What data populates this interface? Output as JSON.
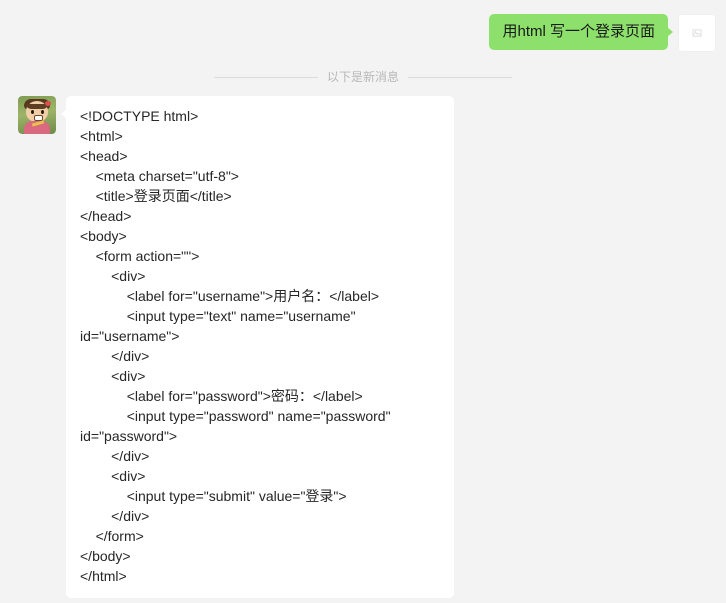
{
  "theme": {
    "page_background": "#f3f3f3",
    "outgoing_bubble_color": "#8ce06b",
    "incoming_bubble_color": "#ffffff",
    "code_text_color": "#262626",
    "divider_color": "#dcdcdc",
    "divider_text_color": "#b8b8b8"
  },
  "messages": {
    "outgoing": {
      "text": "用html 写一个登录页面",
      "avatar_icon": "broken-image-icon"
    },
    "divider": {
      "label": "以下是新消息"
    },
    "incoming": {
      "avatar_icon": "user-avatar-photo",
      "code": "<!DOCTYPE html>\n<html>\n<head>\n    <meta charset=\"utf-8\">\n    <title>登录页面</title>\n</head>\n<body>\n    <form action=\"\">\n        <div>\n            <label for=\"username\">用户名：</label>\n            <input type=\"text\" name=\"username\" id=\"username\">\n        </div>\n        <div>\n            <label for=\"password\">密码：</label>\n            <input type=\"password\" name=\"password\" id=\"password\">\n        </div>\n        <div>\n            <input type=\"submit\" value=\"登录\">\n        </div>\n    </form>\n</body>\n</html>"
    }
  }
}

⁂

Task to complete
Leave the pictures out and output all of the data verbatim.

Answer space
What data populates this interface? Output as JSON.
{
  "theme": {
    "page_background": "#f3f3f3",
    "outgoing_bubble_color": "#8ce06b",
    "incoming_bubble_color": "#ffffff",
    "code_text_color": "#262626",
    "divider_color": "#dcdcdc",
    "divider_text_color": "#b8b8b8"
  },
  "messages": {
    "outgoing": {
      "text": "用html 写一个登录页面",
      "avatar_icon": "broken-image-icon"
    },
    "divider": {
      "label": "以下是新消息"
    },
    "incoming": {
      "avatar_icon": "user-avatar-photo",
      "code": "<!DOCTYPE html>\n<html>\n<head>\n    <meta charset=\"utf-8\">\n    <title>登录页面</title>\n</head>\n<body>\n    <form action=\"\">\n        <div>\n            <label for=\"username\">用户名：</label>\n            <input type=\"text\" name=\"username\" id=\"username\">\n        </div>\n        <div>\n            <label for=\"password\">密码：</label>\n            <input type=\"password\" name=\"password\" id=\"password\">\n        </div>\n        <div>\n            <input type=\"submit\" value=\"登录\">\n        </div>\n    </form>\n</body>\n</html>"
    }
  }
}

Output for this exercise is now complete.